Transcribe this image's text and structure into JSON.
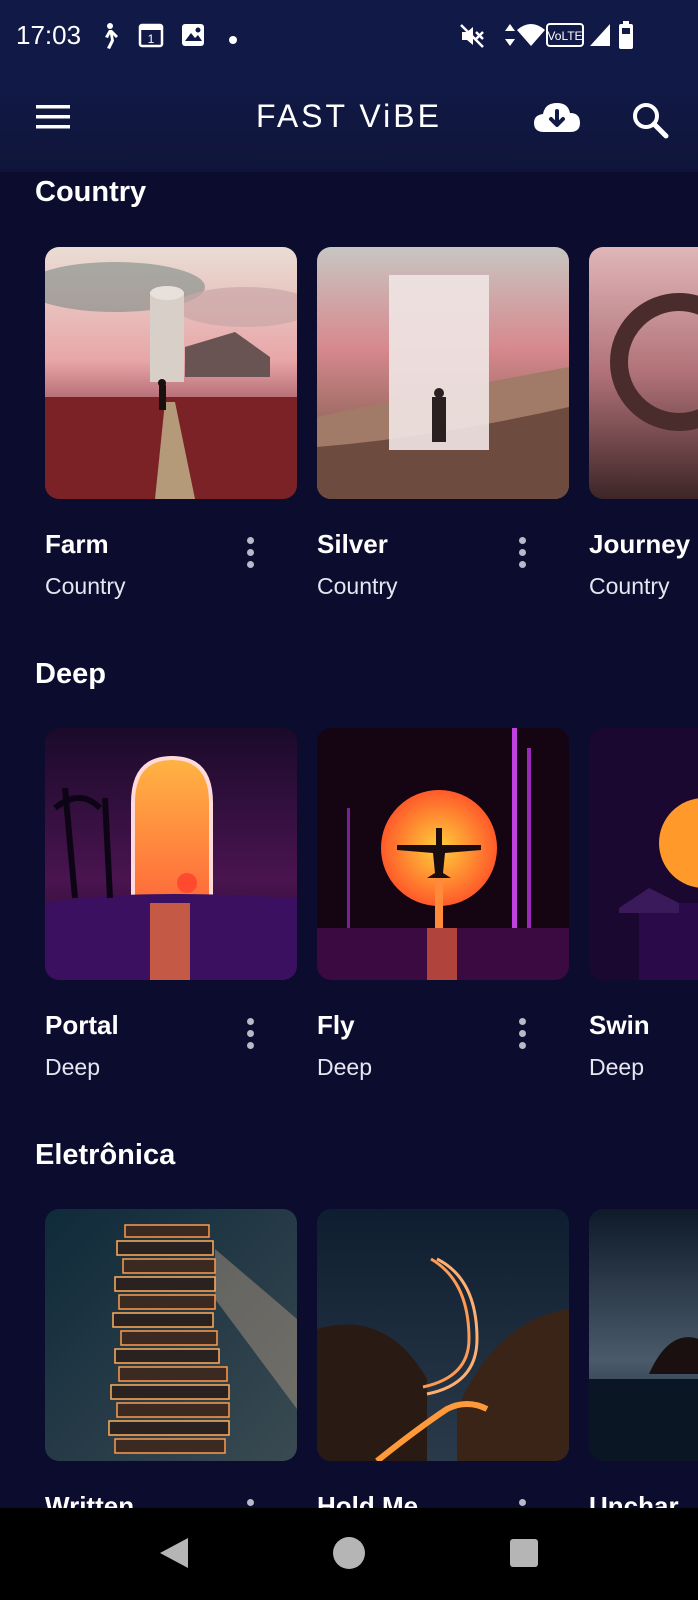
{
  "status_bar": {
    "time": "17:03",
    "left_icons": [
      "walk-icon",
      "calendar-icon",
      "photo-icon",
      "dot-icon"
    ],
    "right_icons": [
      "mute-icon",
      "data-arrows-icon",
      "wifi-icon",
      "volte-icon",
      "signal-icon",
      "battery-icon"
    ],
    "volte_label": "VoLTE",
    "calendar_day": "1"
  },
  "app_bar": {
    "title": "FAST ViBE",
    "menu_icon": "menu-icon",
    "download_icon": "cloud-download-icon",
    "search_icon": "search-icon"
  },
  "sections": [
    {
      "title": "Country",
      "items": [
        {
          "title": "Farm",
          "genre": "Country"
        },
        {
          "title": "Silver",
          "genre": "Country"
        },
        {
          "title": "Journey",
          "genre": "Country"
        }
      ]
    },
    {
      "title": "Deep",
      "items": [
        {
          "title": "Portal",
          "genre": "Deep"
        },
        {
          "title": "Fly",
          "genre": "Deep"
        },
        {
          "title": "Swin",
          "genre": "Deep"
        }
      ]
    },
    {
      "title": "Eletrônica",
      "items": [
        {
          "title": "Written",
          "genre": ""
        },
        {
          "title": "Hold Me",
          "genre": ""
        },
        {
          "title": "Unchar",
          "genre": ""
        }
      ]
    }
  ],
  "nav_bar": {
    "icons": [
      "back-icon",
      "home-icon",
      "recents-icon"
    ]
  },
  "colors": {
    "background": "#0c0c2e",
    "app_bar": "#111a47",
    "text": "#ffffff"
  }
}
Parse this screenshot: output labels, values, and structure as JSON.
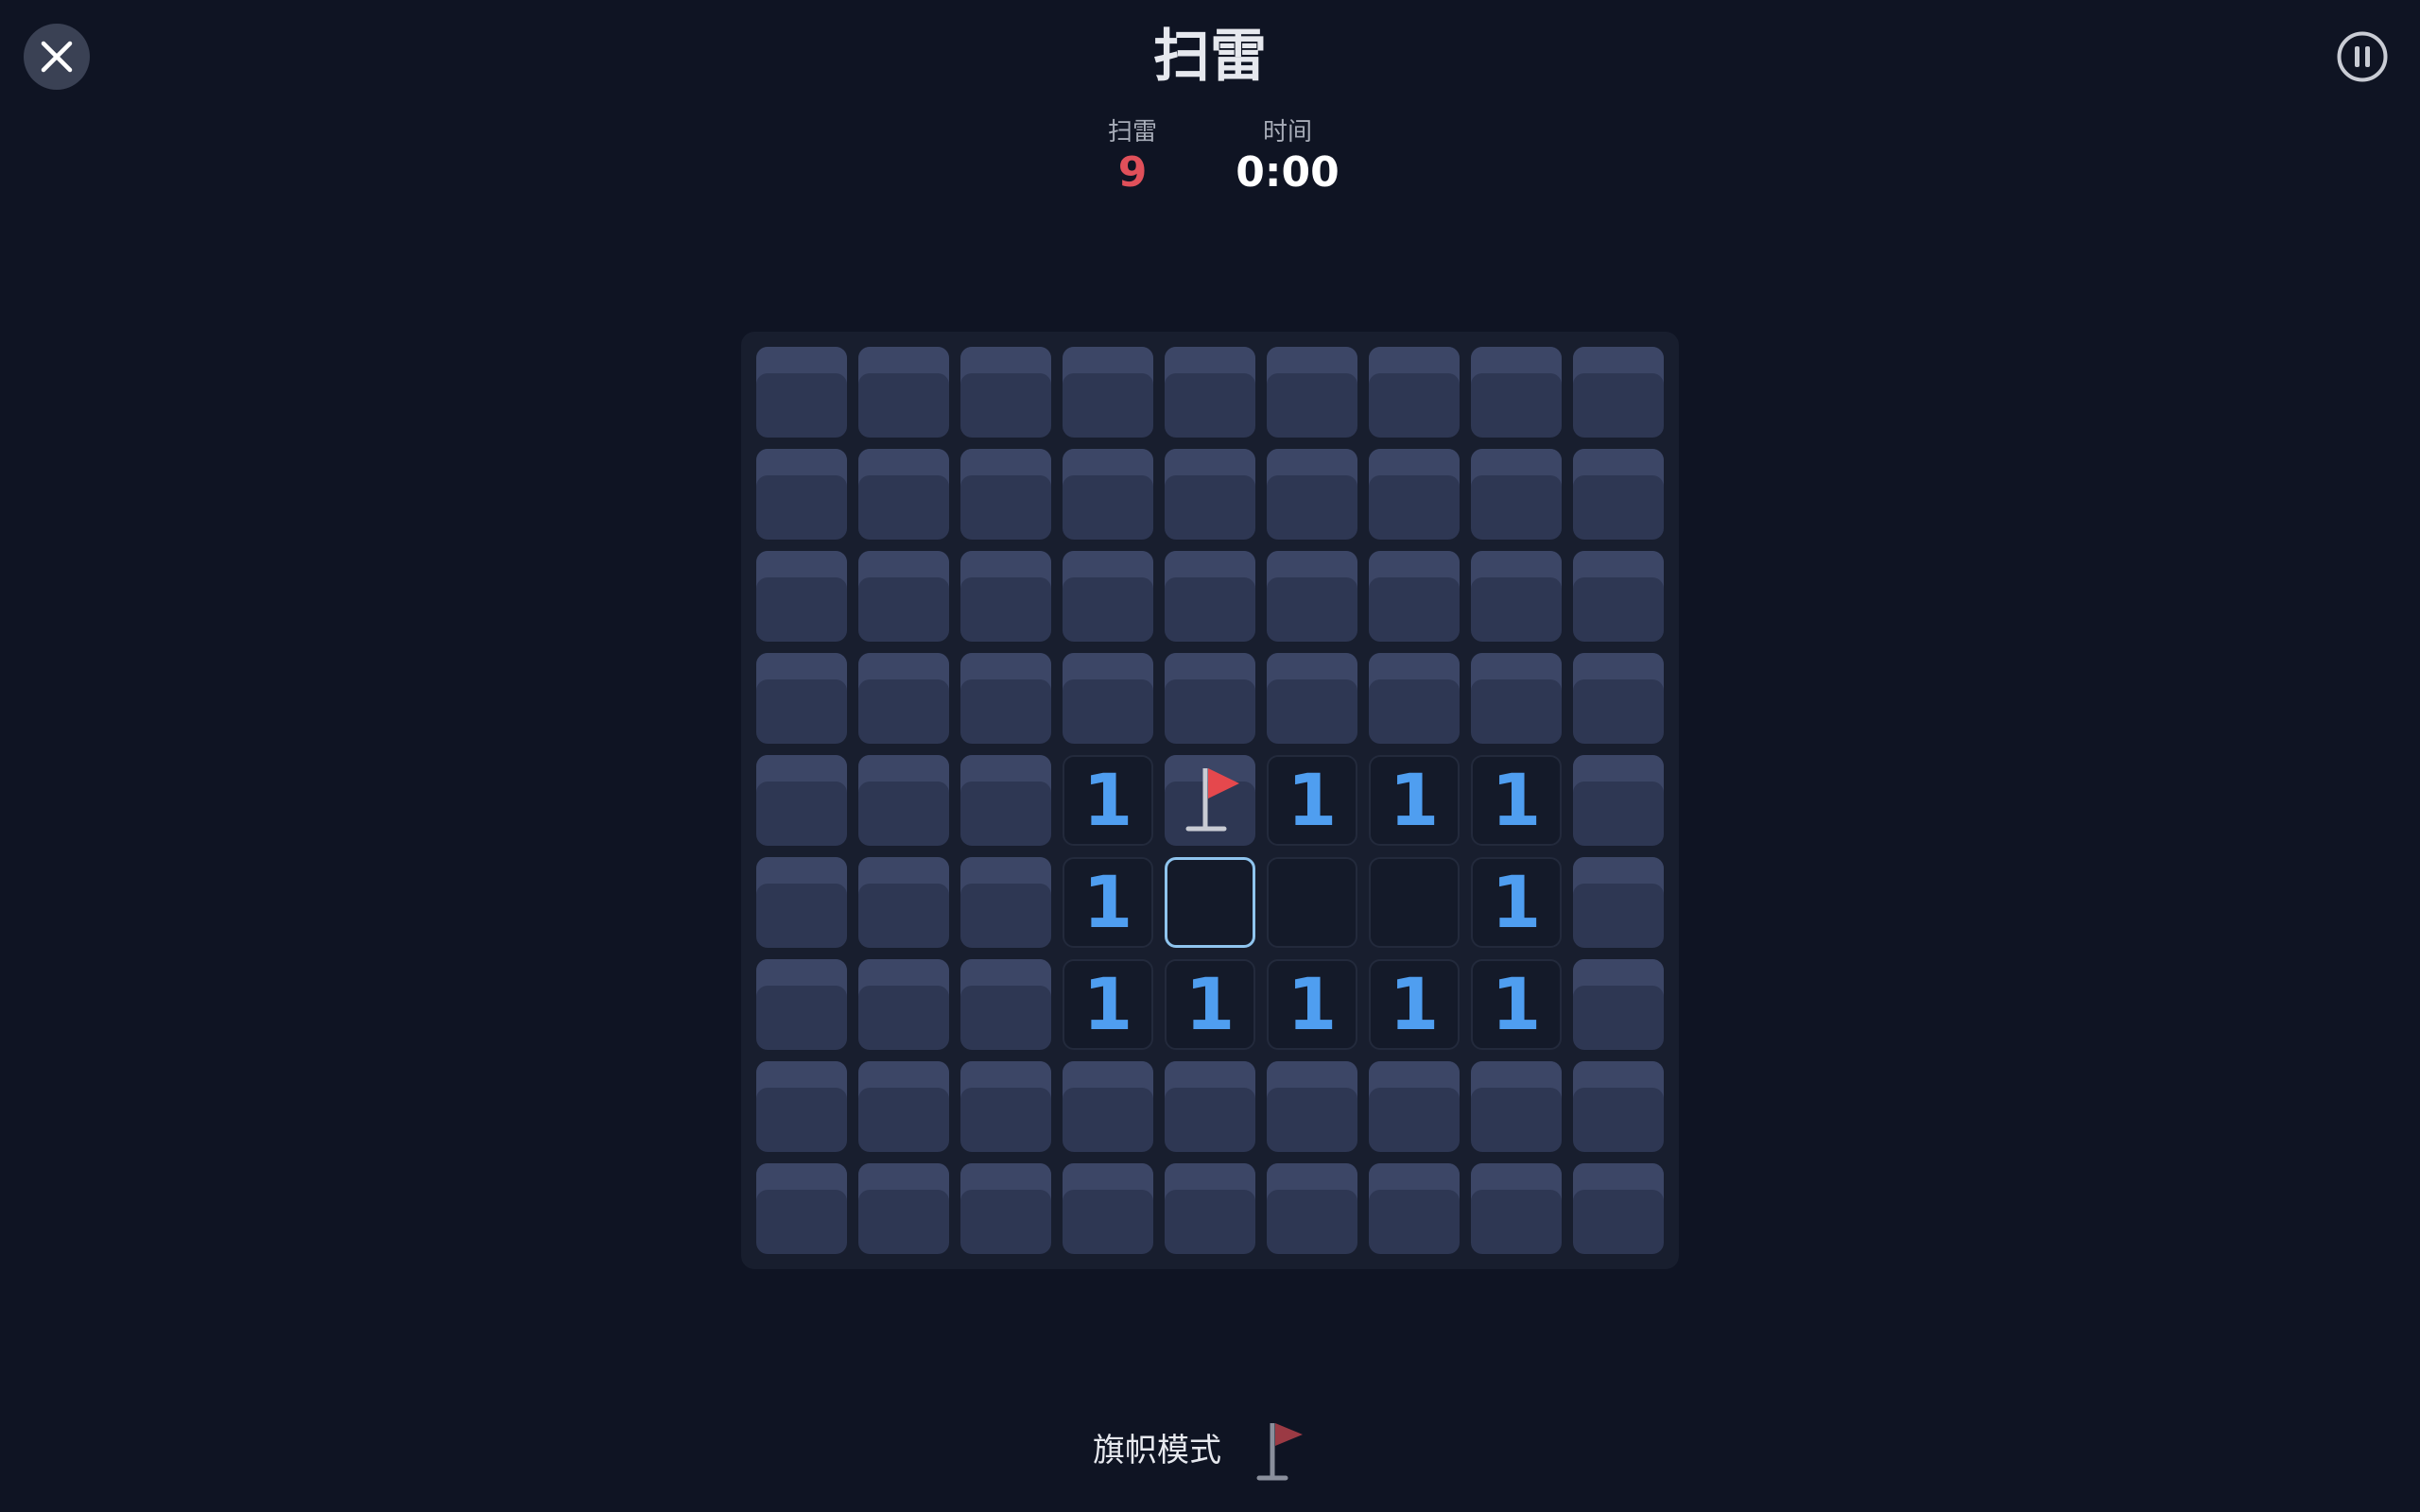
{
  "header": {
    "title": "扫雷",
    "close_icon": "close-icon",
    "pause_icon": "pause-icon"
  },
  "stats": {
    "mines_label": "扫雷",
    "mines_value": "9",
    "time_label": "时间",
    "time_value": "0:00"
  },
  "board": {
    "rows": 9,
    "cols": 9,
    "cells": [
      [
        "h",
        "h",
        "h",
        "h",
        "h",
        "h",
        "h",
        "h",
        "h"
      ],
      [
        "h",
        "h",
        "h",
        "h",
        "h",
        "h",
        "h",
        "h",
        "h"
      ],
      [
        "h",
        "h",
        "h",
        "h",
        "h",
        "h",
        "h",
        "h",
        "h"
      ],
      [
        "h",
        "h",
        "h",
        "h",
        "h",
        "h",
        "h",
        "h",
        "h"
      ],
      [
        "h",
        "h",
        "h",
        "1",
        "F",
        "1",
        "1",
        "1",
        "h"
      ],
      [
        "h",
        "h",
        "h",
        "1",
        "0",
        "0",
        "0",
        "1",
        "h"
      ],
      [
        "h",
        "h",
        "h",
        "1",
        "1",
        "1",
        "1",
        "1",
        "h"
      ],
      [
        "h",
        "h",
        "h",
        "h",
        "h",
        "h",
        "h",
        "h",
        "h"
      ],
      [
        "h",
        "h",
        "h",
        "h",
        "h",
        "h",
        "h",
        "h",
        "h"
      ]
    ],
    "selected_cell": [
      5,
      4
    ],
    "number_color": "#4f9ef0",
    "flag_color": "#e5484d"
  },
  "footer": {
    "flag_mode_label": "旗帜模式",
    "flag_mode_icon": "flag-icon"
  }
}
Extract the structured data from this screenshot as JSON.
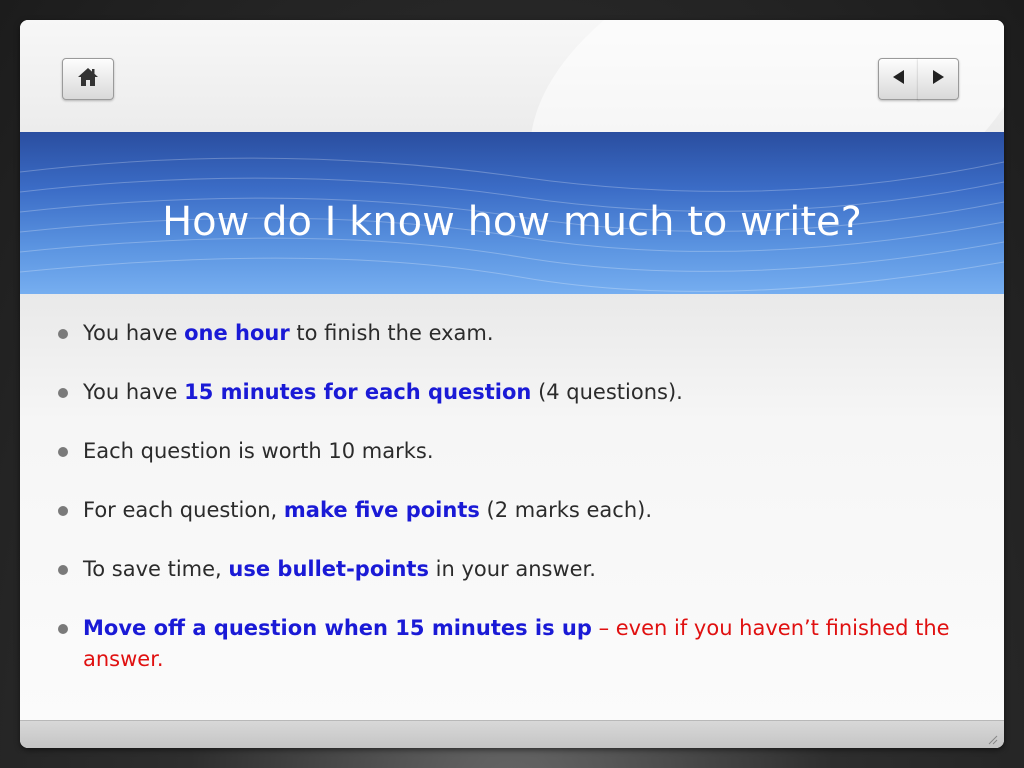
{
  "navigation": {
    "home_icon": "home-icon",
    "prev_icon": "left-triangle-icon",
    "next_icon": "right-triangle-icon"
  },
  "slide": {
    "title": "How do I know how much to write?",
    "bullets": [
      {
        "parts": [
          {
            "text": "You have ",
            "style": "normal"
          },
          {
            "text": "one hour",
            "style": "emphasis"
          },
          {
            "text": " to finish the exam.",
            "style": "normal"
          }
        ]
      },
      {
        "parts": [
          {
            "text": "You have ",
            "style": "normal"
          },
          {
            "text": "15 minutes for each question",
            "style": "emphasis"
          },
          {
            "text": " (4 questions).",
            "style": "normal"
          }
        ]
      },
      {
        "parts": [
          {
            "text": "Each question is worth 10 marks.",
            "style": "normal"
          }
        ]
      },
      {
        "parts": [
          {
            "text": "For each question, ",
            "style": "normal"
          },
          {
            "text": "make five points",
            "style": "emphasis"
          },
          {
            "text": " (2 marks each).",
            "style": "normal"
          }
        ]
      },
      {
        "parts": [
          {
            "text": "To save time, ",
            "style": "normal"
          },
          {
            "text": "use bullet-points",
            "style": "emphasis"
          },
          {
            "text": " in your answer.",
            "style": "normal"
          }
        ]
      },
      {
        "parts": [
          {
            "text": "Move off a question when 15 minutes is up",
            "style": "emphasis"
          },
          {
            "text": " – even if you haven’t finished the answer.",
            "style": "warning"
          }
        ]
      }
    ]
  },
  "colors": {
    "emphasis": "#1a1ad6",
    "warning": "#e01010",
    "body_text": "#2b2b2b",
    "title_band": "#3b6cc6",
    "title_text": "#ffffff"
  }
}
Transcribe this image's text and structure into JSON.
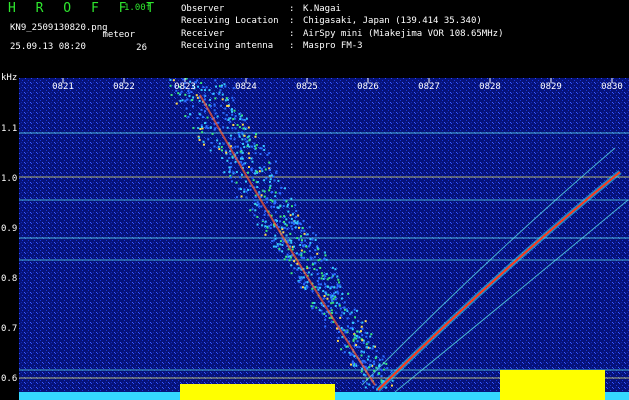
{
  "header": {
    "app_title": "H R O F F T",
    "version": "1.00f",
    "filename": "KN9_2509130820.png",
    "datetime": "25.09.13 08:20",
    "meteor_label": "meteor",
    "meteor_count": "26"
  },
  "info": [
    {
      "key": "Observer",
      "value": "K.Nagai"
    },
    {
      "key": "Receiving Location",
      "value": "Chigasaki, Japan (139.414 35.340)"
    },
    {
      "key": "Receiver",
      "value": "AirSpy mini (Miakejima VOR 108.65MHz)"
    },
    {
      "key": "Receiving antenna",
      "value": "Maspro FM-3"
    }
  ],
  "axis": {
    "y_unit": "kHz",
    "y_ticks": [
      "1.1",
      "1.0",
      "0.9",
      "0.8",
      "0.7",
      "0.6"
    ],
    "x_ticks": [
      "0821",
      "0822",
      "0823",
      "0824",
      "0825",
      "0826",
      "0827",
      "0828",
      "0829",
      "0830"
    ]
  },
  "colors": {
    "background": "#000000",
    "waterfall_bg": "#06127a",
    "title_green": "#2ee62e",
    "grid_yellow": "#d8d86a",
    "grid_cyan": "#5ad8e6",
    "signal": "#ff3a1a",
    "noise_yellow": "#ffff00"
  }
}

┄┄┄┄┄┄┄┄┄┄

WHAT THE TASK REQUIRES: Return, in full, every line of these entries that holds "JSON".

RESPONSE TO THE TASK:
Transcribe this image's text and structure into JSON.
Parse this screenshot: output labels, values, and structure as JSON.
Extract the structured data from this screenshot as JSON.
Transcribe this image's text and structure into JSON.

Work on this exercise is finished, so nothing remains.